Results: Out of 40 women, 7(18%) never had a Pap; 2 (5%) had it less than 3 years ago, and 31 (78%) had it more than three years ago. Thirty-two (80%) women expected to have their next Pap smear 1 yr. or less; 4 women (10%) >1 not more than 3 years; 1 (3%) woman reported that it was their first time getting a Pap smear, and 3 (8%) women did not respond. With the exception of sociocultural deterrents (alpha = 0.67), internal consistency of cancer screening fatalism (alpha = 0.94), symptomatic deterrents (alpha = 0.95), catastrophic disease expectations (alpha = 0.87), and negative beliefs about health professionals (alpha = 0.77) were high. Internal consistency of CCSS was 0.91. The estimated mean score for acculturation was 0.98 (SD =0.77; range: 0 – 2). Women who reported never having a Pap test compared to women who reported having their Pap test more than three years ago were more likely to consider health professionals performing screening examinations to not be trustworthy (mean ranks=32 and 18 respectively, p= 0.003). Women who reported never having a Pap test compared to women who reported having their Pap test more than three years ago were more likely to believe that health professionals inappropriately touch their patients during screening examinations (mean ranks 33 and 18, respectively; p = 0.001). Other associations were not statistically significant. The difference between the groups of women based on their intent to undergo future Pap tests and each of cultural cancer screening scale measures was not significant. No statistically significant associations were found between acculturation measures and past or intended screening behavior of women, respectively.

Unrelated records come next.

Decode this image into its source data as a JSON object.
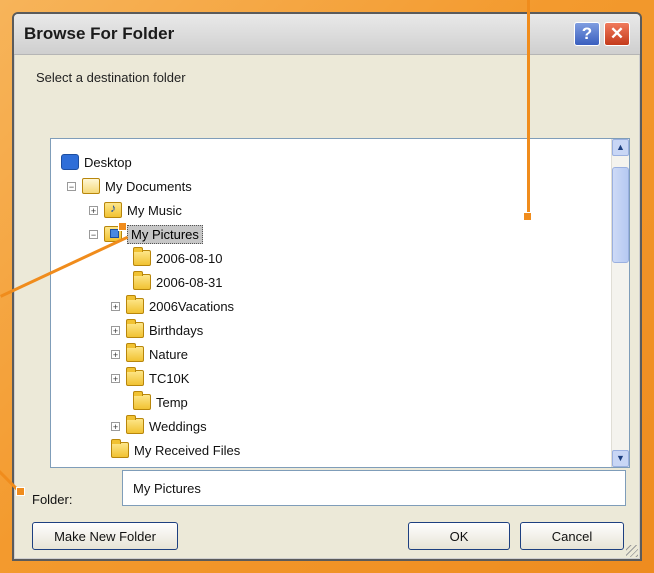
{
  "window": {
    "title": "Browse For Folder",
    "help_symbol": "?",
    "close_symbol": "✕"
  },
  "instruction": "Select a destination folder",
  "tree": {
    "items": [
      {
        "label": "Desktop",
        "icon": "desktop-icon",
        "expander": ""
      },
      {
        "label": "My Documents",
        "icon": "documents-icon",
        "expander": "−"
      },
      {
        "label": "My Music",
        "icon": "music-folder-icon",
        "expander": "+"
      },
      {
        "label": "My Pictures",
        "icon": "pictures-folder-icon",
        "expander": "−",
        "selected": true
      },
      {
        "label": "2006-08-10",
        "icon": "folder-icon",
        "expander": ""
      },
      {
        "label": "2006-08-31",
        "icon": "folder-icon",
        "expander": ""
      },
      {
        "label": "2006Vacations",
        "icon": "folder-icon",
        "expander": "+"
      },
      {
        "label": "Birthdays",
        "icon": "folder-icon",
        "expander": "+"
      },
      {
        "label": "Nature",
        "icon": "folder-icon",
        "expander": "+"
      },
      {
        "label": "TC10K",
        "icon": "folder-icon",
        "expander": "+"
      },
      {
        "label": "Temp",
        "icon": "folder-icon",
        "expander": ""
      },
      {
        "label": "Weddings",
        "icon": "folder-icon",
        "expander": "+"
      },
      {
        "label": "My Received Files",
        "icon": "folder-icon",
        "expander": ""
      }
    ]
  },
  "folder_field": {
    "label": "Folder:",
    "value": "My Pictures"
  },
  "buttons": {
    "make_new_folder": "Make New Folder",
    "ok": "OK",
    "cancel": "Cancel"
  },
  "colors": {
    "background": "#f39a2e",
    "callout": "#f08c1c",
    "selection": "#c6c6c6"
  }
}
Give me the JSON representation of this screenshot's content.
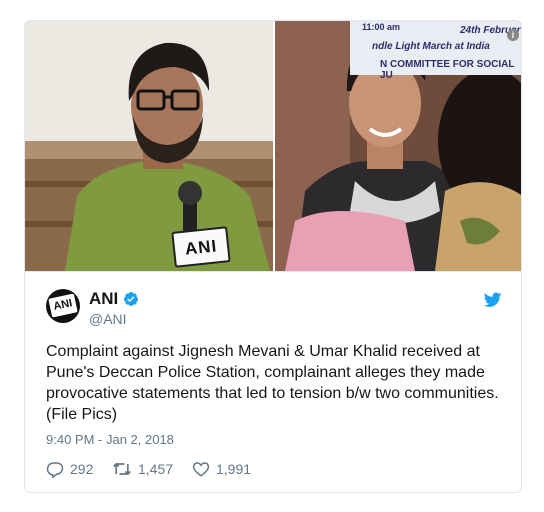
{
  "media": {
    "left_mic_label": "ANI",
    "banner": {
      "line1": "11:00 am",
      "line1_right": "24th Februar",
      "line2": "ndle Light March at India",
      "line3": "N COMMITTEE FOR SOCIAL JU"
    },
    "info_label": "i"
  },
  "author": {
    "avatar_text": "ANI",
    "name": "ANI",
    "handle": "@ANI"
  },
  "tweet": {
    "text": "Complaint against Jignesh Mevani & Umar Khalid received at Pune's Deccan Police Station, complainant alleges they made provocative statements that led to tension b/w two communities. (File Pics)",
    "timestamp": "9:40 PM - Jan 2, 2018"
  },
  "actions": {
    "replies": "292",
    "retweets": "1,457",
    "likes": "1,991"
  },
  "colors": {
    "verified": "#1da1f2",
    "twitter_blue": "#1da1f2",
    "muted": "#657786"
  }
}
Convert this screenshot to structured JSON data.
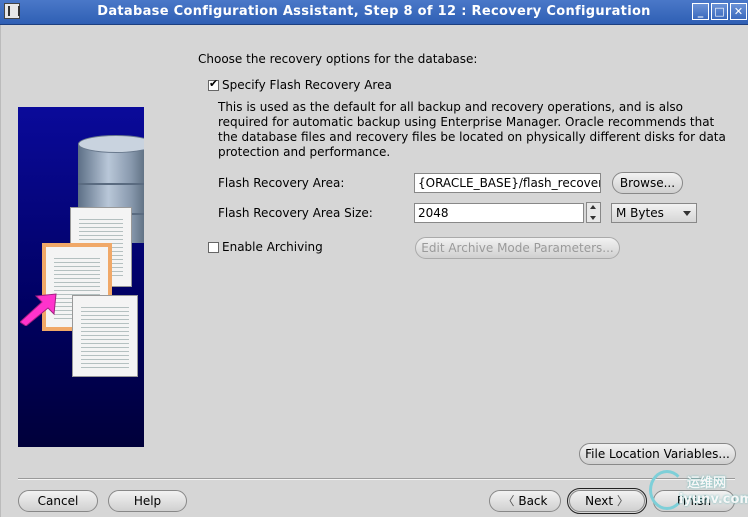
{
  "window": {
    "title": "Database Configuration Assistant, Step 8 of 12 : Recovery Configuration",
    "controls": {
      "minimize": "_",
      "maximize": "□",
      "close": "✕"
    }
  },
  "main": {
    "instruction": "Choose the recovery options for the database:",
    "flash": {
      "checkbox_label": "Specify Flash Recovery Area",
      "checked": true,
      "description": "This is used as the default for all backup and recovery operations, and is also required for automatic backup using Enterprise Manager. Oracle recommends that the database files and recovery files be located on physically different disks for data protection and performance.",
      "area_label": "Flash Recovery Area:",
      "area_value": "{ORACLE_BASE}/flash_recovery_",
      "browse_label": "Browse...",
      "size_label": "Flash Recovery Area Size:",
      "size_value": "2048",
      "unit_value": "M Bytes"
    },
    "archiving": {
      "checkbox_label": "Enable Archiving",
      "checked": false,
      "edit_params_label": "Edit Archive Mode Parameters..."
    },
    "file_location_label": "File Location Variables..."
  },
  "footer": {
    "cancel": "Cancel",
    "help": "Help",
    "back": "Back",
    "next": "Next",
    "finish": "Finish"
  },
  "watermark": {
    "line1": "运维网",
    "line2": "iyunv.com"
  },
  "colors": {
    "titlebar": "#3a69bd",
    "illustration_bg": "#000080",
    "highlight_arrow": "#ff33cc"
  }
}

Conclusions: The two psychosocial factors associated with lack of past screening behavior reflect the negative beliefs about health professionals among Mexican immigrant farmworker women. Despite variability in time spent living in the U.S. and scores on an acculturation scale, these variables were not related to past screening or intent to screen. Other factors, such as access to health care, discrimination, and transportation issues need to be explored in future studies to understand their relationship with low screening rates in Latina subpopulations such as low-income Mexican farmworkers.


American Association for Cancer Research Annual Conference (AACR)


Atlanta, GA